Connecticut and many other states released guidelines for schools considering how to reopen, outlining steps like masking, keeping students physically distanced and emphasizing outdoor activities when possible. Many school districts also opted for hybrid models, allowing students to be in school half the week and remote the other half to allow for more spacing in the classroom.

Some teachers and parents argue that school districts do not all have equal access to the funds necessary to fully implement CDC guidance.

Sean Parr, a New Hampshire parent of two elementary school children, started a petition and contacted dozens of state and federal officials asking for teachers to receive priority access to the vaccines. Parr argues that the ability of a school to disinfect can depend on whether it’s in an affluent area.

“I’m in Manchester, the state’s largest city. In Bedford, a wealthy suburb, they’re using a fogger in between classes to completely disinfect, ceiling to floor. We have nothing even close to that kind of funding,” Parr said.

Waiting for vaccines

In New Hampshire, teachers worry they won’t be fully immunized until just before the summer break.

Daryl Konstandt, a teacher’s assistant for seventh graders in Manchester, supported moving back into school buildings. Her students have a hard time paying attention to a screen all day, and many rely on free or reduced lunches.

She returned to her building shortly after officials relaxed the infection rate metric that determined whether schools could reopen.

“We’re seeing the detrimental effects of kids not being able to socialize. Their grades have suffered. … I felt compelled to spread some positivity and lift their spirits, even if that only helps their work infinitesimally,” Konstandt said.

But the state’s vaccine prioritization schedule should reflect that teachers are essential, she said.

After two days of in-person instruction, one of the teachers she works alongside tested positive. She is now in a 10-day quarantine.

Even in places where teachers moved to the front of the line, the push to return to in-person learning outpaced vaccinations.

In Washington, D.C., in-person learning is set to resume in many schools this week. Teachers lined up for first shots at a high school last week in long lines that snaked for blocks. But they won’t receive full immunity for another four to six weeks.

Tina Bradshaw-Smith, a high school physician education teacher and teachers’ union leader, pushed back on criticism of educators’ apprehension about returning to classrooms.

“We’re getting tired of looking at the screens, too,” she said. “We want to get in to see our children, but we’re also going to take care of ourselves.”

Bradshaw-Smith said she only learned that full immunity does not occur after the first shot from National Institutes of Allergy and Infectious Diseases Director Anthony Fauci’s comments on television.

Shortages have delayed appointments for thousands of teachers set to return in northern Virginia and jeopardized second doses for teachers in Delaware.

In North Carolina, vaccine appointments for many teachers were delayed in more populous urban counties after the state expanded eligibility to more seniors.

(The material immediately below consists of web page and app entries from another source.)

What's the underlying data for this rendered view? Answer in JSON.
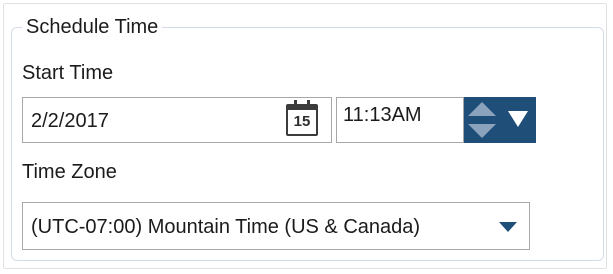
{
  "group": {
    "title": "Schedule Time"
  },
  "start_time": {
    "label": "Start Time",
    "date_value": "2/2/2017",
    "calendar_icon": "calendar-icon",
    "calendar_day": "15",
    "time_value": "11:13AM"
  },
  "time_zone": {
    "label": "Time Zone",
    "selected": "(UTC-07:00) Mountain Time (US & Canada)"
  },
  "colors": {
    "spinner": "#1f4e79",
    "spinner_arrow": "#8aa2bb",
    "border": "#a8a8a8"
  }
}
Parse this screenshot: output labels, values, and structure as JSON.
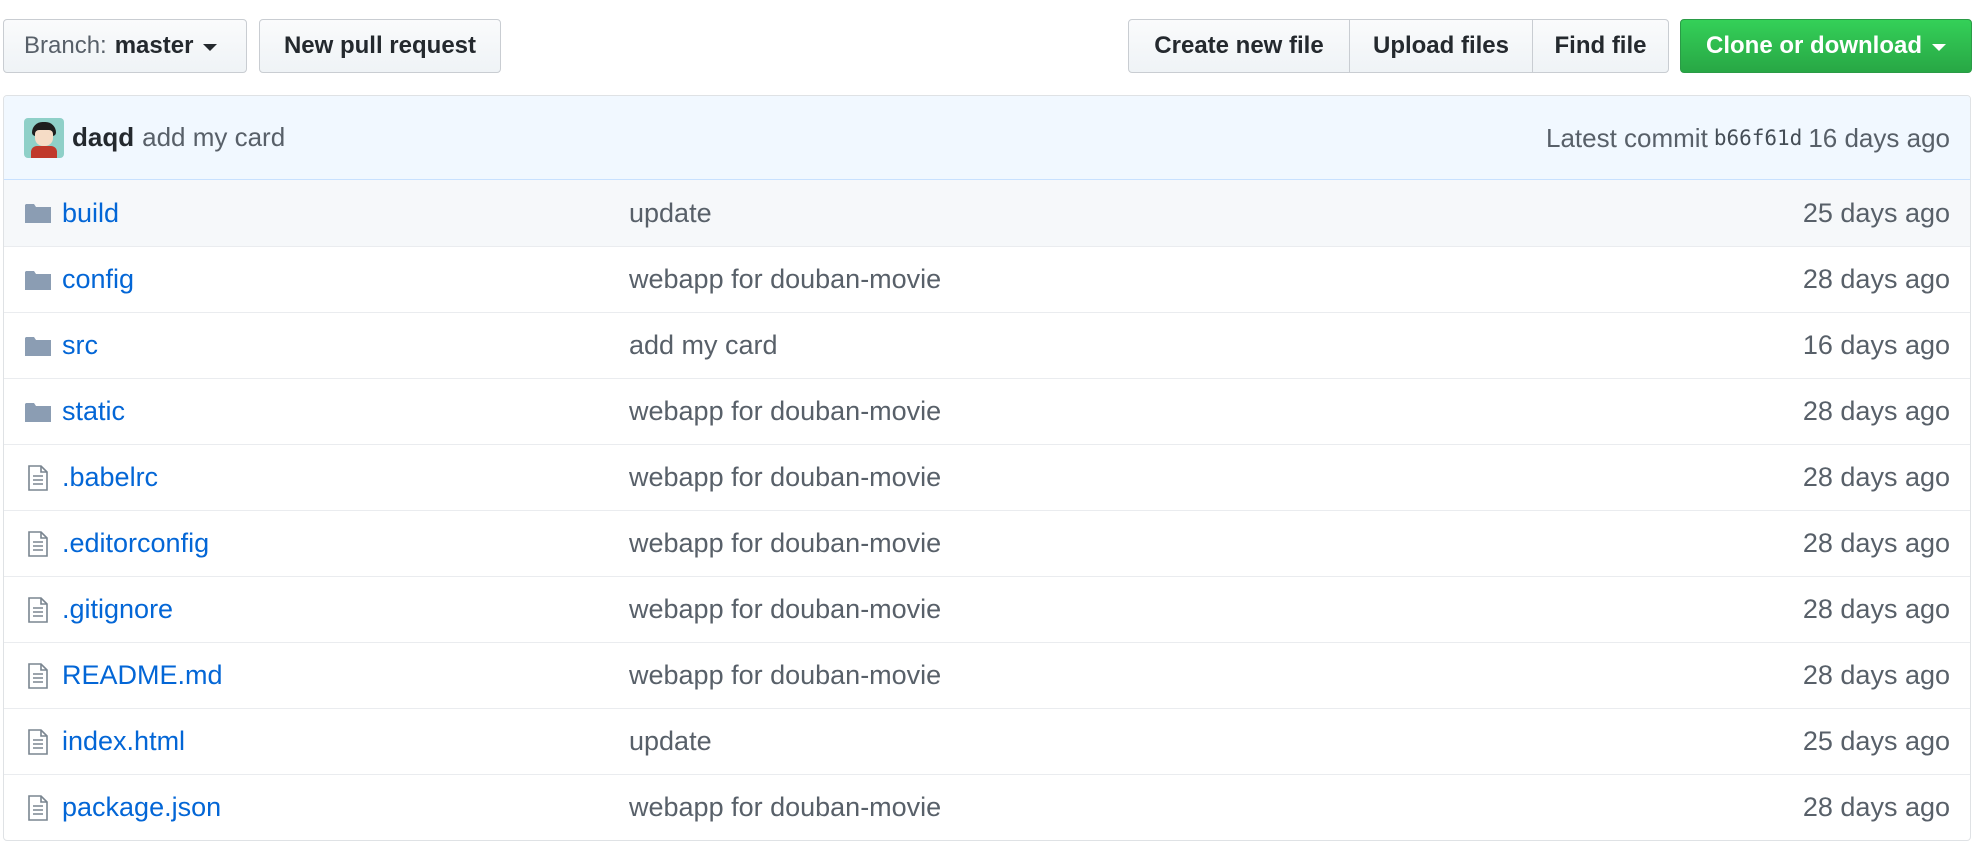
{
  "toolbar": {
    "branch_prefix": "Branch:",
    "branch_name": "master",
    "new_pull_request": "New pull request",
    "create_new_file": "Create new file",
    "upload_files": "Upload files",
    "find_file": "Find file",
    "clone_or_download": "Clone or download",
    "clone_color": "#2cbe4e"
  },
  "commit": {
    "author": "daqd",
    "message": "add my card",
    "latest_label": "Latest commit",
    "sha": "b66f61d",
    "age": "16 days ago"
  },
  "files": [
    {
      "name": "build",
      "type": "folder",
      "icon": "folder-icon",
      "message": "update",
      "age": "25 days ago"
    },
    {
      "name": "config",
      "type": "folder",
      "icon": "folder-icon",
      "message": "webapp for douban-movie",
      "age": "28 days ago"
    },
    {
      "name": "src",
      "type": "folder",
      "icon": "folder-icon",
      "message": "add my card",
      "age": "16 days ago"
    },
    {
      "name": "static",
      "type": "folder",
      "icon": "folder-icon",
      "message": "webapp for douban-movie",
      "age": "28 days ago"
    },
    {
      "name": ".babelrc",
      "type": "file",
      "icon": "file-icon",
      "message": "webapp for douban-movie",
      "age": "28 days ago"
    },
    {
      "name": ".editorconfig",
      "type": "file",
      "icon": "file-icon",
      "message": "webapp for douban-movie",
      "age": "28 days ago"
    },
    {
      "name": ".gitignore",
      "type": "file",
      "icon": "file-icon",
      "message": "webapp for douban-movie",
      "age": "28 days ago"
    },
    {
      "name": "README.md",
      "type": "file",
      "icon": "file-icon",
      "message": "webapp for douban-movie",
      "age": "28 days ago"
    },
    {
      "name": "index.html",
      "type": "file",
      "icon": "file-icon",
      "message": "update",
      "age": "25 days ago"
    },
    {
      "name": "package.json",
      "type": "file",
      "icon": "file-icon",
      "message": "webapp for douban-movie",
      "age": "28 days ago"
    }
  ],
  "colors": {
    "link": "#0366d6",
    "muted": "#586069",
    "folder_icon": "#79b8ff",
    "commit_bar_bg": "#f1f8ff"
  }
}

While many teachers can reserve a spot in line through their school districts, they do not yet have appointment dates, according to Tamika Walker Kelly, an elementary music teacher and president of the North Carolina Association of Educators.

Bradshaw-Smith said her willingness to get back to school outweighed her anxiety about vaccination. She received a flu vaccine for the first time this year, and after a lot of independent research into COVID-19 vaccines reached out this week to her primary care doctor, who calmed her nerves about their safety.

“I’ve been asking every physician that I know. I am always apprehensive about any vaccination. When I was a little girl, I was always the one running away from the doctor,” she said. “It’s the nature of educators that we are going to make sure we do everything we can do to prepare ourselves for our classes. If that means we have to get this shot, we’re going to get this shot.”